TASK TO CARRY OUT
Word for word, write out all of the data below.

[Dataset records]
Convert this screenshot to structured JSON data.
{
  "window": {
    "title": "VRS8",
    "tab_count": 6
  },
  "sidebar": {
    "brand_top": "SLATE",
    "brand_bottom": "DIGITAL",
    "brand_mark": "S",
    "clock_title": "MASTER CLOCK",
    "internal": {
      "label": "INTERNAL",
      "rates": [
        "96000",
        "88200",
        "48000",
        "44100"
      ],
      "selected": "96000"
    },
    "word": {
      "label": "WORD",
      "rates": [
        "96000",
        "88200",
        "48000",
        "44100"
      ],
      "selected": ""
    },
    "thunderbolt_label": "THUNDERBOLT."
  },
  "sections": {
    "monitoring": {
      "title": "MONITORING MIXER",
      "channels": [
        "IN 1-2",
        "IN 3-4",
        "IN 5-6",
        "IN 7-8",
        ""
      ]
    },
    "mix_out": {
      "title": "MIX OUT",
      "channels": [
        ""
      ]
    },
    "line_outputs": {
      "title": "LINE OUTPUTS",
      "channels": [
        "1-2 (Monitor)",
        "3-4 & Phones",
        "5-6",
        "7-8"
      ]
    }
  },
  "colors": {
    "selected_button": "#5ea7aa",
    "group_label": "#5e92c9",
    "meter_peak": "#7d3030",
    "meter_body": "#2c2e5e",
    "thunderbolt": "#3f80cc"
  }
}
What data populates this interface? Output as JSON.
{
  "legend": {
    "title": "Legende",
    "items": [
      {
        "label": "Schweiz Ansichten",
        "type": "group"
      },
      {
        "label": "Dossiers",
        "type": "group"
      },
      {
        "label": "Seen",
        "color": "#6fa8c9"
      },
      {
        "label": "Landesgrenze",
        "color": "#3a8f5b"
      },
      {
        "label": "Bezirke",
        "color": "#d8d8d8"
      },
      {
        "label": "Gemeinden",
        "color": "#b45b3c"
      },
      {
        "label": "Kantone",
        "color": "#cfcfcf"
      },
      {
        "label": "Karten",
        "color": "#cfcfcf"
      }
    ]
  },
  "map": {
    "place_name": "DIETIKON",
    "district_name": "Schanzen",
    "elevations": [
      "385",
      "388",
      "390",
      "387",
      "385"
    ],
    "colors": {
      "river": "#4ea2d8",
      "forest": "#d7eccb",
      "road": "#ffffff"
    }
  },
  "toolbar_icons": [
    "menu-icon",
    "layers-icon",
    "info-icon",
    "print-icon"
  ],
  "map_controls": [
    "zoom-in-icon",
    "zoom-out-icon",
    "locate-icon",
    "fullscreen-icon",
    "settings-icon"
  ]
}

EXERCISE SOLUTION
Convert this screenshot to structured JSON data.
{
  "window": {
    "title": "VRS8",
    "tab_count": 6
  },
  "sidebar": {
    "brand_top": "SLATE",
    "brand_bottom": "DIGITAL",
    "brand_mark": "S",
    "clock_title": "MASTER CLOCK",
    "internal": {
      "label": "INTERNAL",
      "rates": [
        "96000",
        "88200",
        "48000",
        "44100"
      ],
      "selected": "96000"
    },
    "word": {
      "label": "WORD",
      "rates": [
        "96000",
        "88200",
        "48000",
        "44100"
      ],
      "selected": ""
    },
    "thunderbolt_label": "THUNDERBOLT."
  },
  "sections": {
    "monitoring": {
      "title": "MONITORING MIXER",
      "channels": [
        "IN 1-2",
        "IN 3-4",
        "IN 5-6",
        "IN 7-8",
        ""
      ]
    },
    "mix_out": {
      "title": "MIX OUT",
      "channels": [
        ""
      ]
    },
    "line_outputs": {
      "title": "LINE OUTPUTS",
      "channels": [
        "1-2 (Monitor)",
        "3-4 & Phones",
        "5-6",
        "7-8"
      ]
    }
  },
  "colors": {
    "selected_button": "#5ea7aa",
    "group_label": "#5e92c9",
    "meter_peak": "#7d3030",
    "meter_body": "#2c2e5e",
    "thunderbolt": "#3f80cc"
  }
}
What data populates this interface? Output as JSON.
{
  "legend": {
    "title": "Legende",
    "items": [
      {
        "label": "Schweiz Ansichten",
        "type": "group"
      },
      {
        "label": "Dossiers",
        "type": "group"
      },
      {
        "label": "Seen",
        "color": "#6fa8c9"
      },
      {
        "label": "Landesgrenze",
        "color": "#3a8f5b"
      },
      {
        "label": "Bezirke",
        "color": "#d8d8d8"
      },
      {
        "label": "Gemeinden",
        "color": "#b45b3c"
      },
      {
        "label": "Kantone",
        "color": "#cfcfcf"
      },
      {
        "label": "Karten",
        "color": "#cfcfcf"
      }
    ]
  },
  "map": {
    "place_name": "DIETIKON",
    "district_name": "Schanzen",
    "elevations": [
      "385",
      "388",
      "390",
      "387",
      "385"
    ],
    "colors": {
      "river": "#4ea2d8",
      "forest": "#d7eccb",
      "road": "#ffffff"
    }
  },
  "toolbar_icons": [
    "menu-icon",
    "layers-icon",
    "info-icon",
    "print-icon"
  ],
  "map_controls": [
    "zoom-in-icon",
    "zoom-out-icon",
    "locate-icon",
    "fullscreen-icon",
    "settings-icon"
  ]
}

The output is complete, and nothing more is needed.